They are also cheaper than any of the other things I tried at ~$10 a pound.

Also you can trim and reuse any excess that comes of the side of the base at any time not immediately like with the self hardening epoxy putties.

 

Apologies for the thread necromancy, but I really like the detail you got with Sculpey, but had a few questions:

 

1. Did you put the Sculpey on the base initially to press it into the mould, cut it to size and then remove the Sculpey to bake? (I'm guessing that putting the base in the oven with the Sculpey is a really bad idea)

2. How did you reattach the Sculpey to the base after baking? Just use super glue?

  • Like 1
Link to comment
Share on other sites

Apologies for the thread necromancy, but I really like the detail you got with Sculpey, but had a few questions: 

1. Did you put the Sculpey on the base initially to press it into the mould, cut it to size and then remove the Sculpey to bake? (I'm guessing that putting the base in the oven with the Sculpey is a really bad idea)

2. How did you reattach the Sculpey to the base after baking?

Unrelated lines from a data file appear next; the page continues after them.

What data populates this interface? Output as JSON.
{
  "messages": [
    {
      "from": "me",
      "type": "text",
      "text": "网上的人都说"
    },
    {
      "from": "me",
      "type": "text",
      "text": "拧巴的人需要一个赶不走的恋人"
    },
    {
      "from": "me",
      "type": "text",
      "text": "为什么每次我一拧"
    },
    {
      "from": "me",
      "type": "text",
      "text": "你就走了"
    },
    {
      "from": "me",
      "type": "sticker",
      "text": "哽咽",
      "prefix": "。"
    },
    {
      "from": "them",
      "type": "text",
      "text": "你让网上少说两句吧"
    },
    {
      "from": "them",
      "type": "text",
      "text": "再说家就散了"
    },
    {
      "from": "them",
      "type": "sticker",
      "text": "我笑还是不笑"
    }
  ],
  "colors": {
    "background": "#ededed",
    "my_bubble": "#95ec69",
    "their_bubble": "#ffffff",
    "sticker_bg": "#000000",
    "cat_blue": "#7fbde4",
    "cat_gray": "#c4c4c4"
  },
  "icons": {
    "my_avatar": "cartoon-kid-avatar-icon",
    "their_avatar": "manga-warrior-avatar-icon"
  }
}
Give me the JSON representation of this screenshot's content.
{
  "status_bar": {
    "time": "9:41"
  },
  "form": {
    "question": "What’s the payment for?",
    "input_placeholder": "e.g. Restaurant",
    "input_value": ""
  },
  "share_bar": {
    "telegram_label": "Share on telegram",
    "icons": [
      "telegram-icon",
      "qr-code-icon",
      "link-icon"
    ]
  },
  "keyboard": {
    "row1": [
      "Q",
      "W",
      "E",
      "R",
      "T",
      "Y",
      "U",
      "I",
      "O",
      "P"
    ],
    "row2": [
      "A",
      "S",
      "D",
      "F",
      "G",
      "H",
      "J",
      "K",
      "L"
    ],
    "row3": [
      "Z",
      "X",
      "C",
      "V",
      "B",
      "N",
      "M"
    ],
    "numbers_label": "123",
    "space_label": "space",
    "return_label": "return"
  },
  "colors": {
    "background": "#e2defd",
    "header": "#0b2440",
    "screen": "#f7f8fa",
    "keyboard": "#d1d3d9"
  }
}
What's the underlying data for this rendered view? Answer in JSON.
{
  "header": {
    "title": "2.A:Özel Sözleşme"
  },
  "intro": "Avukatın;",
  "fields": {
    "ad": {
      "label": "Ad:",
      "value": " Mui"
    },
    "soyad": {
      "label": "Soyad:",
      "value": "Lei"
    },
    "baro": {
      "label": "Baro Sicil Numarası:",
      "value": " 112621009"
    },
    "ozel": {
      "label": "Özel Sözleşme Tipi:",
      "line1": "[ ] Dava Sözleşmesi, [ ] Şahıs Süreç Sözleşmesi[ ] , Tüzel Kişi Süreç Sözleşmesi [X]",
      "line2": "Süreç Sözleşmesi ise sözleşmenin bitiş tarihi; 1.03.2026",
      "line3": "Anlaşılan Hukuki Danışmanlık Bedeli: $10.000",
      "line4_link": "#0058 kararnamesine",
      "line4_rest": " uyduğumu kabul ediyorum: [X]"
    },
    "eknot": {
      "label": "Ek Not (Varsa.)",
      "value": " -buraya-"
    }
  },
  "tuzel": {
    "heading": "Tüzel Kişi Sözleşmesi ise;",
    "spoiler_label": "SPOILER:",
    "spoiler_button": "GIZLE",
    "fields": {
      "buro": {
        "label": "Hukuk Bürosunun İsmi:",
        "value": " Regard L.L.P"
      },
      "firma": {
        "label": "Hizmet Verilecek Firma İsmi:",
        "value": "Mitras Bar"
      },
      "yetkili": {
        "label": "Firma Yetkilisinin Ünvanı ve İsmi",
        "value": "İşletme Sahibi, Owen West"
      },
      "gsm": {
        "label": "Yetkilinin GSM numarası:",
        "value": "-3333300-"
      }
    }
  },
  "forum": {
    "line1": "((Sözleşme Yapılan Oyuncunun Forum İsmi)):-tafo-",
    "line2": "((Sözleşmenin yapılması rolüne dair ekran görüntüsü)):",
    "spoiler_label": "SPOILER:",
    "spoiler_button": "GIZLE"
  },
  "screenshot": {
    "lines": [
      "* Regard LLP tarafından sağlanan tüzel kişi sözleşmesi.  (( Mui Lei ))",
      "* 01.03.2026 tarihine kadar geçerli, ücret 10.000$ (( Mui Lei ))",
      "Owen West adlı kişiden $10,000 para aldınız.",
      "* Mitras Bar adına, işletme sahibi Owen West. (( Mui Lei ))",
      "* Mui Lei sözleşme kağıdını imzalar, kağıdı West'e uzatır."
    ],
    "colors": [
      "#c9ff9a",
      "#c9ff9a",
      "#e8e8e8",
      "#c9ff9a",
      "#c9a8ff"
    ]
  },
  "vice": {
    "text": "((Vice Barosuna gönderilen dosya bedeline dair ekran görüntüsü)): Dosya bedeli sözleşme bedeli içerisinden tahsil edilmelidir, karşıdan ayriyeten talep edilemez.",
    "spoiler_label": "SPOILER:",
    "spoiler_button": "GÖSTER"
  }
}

Just use super glue?

The plastic bases soften a lot but don't melt in the oven so I do not bake them on them.

They just slump into a sad flat disc if you do bake them with sulpey on them.

 

I cut wooden bases out of 1/16" fiberboard to match the plastic bases and use those to make Sculpey bases.

I put the Sculpey on the base and press it into the mold.

If the sculpey is still attached to the base I trim it using the base edge as a guide.

If the sulpey is loose I trim as close to the base edge as I can with a pair of scissors using the base as a guide.

I then put them on the wooden bases and bake them in the oven.

I re-attach them to the bases with superglue if needed.

Then I trim them with a scalpel and sand them with a dremel tool to remove any remaining overhang even with the wooden base.

I then fill any gaps between the base and the Sulpey with whatever lefover gap filling medium I have out that day and sand that smooth once it sets.

  • Like 1
Link to comment
Share on other sites

 

Apologies for the thread necromancy, but I really like the detail you got with Sculpey, but had a few questions: 

1. Did you put the Sculpey on the base initially to press it into the mould, cut it to size and then remove the Sculpey to bake? (I'm guessing that putting the base in the oven with the Sculpey is a really bad idea)

2. How did you reattach the Sculpey to the base after baking? Just use super glue?

The plastic bases soften a lot but don't melt in the oven so I do not bake them on them.

They just slump into a sad flat disc if you do bake them with sulpey on them.

 

I cut wooden bases out of 1/16" fiberboard to match the plastic bases and use those to make Sculpey bases.

I put the Sculpey on the base and press it into the mold.

If the sculpey is still attached to the base I trim it using the base edge as a guide.

If the sulpey is loose I trim as close to the base edge as I can with a pair of scissors using the base as a guide.

I then put them on the wooden bases and bake them in the oven.

I re-attach them to the bases with superglue if needed.

Then I trim them with a scalpel and sand them with a dremel tool to remove any remaining overhang even with the wooden base.

I then fill any gaps between the base and the Sulpey with whatever lefover gap filling medium I have out that day and sand that smooth once it sets.

 

Cheers for the info arclance

  • Like 1
Link to comment
Share on other sites

Some interesting information here.

 

With the new Basius kickstarter hitting backers, looked around and found this one.

 

Locally Games Plus sells the wooden bases, probably from Gale Force 9, so the wooden base itself isn't a problem. Interesting to see the results of the Sculpey. Might have to do that mix myself.

 

Is anyone still using them? Any different advice?

Link to comment
Share on other sites

Join the conversation

You can post now and register later. If you have an account, sign in now to post with your account.

Guest
Reply to this topic...

×   Pasted as rich text.   Restore formatting

  Only 75 emoji are allowed.

×   Your link has been automatically embedded.   Display as a link instead

×   Your previous content has been restored.   Clear editor

×   You cannot paste images directly. Upload or insert images from URL.

 Share

×
×
  • Create New...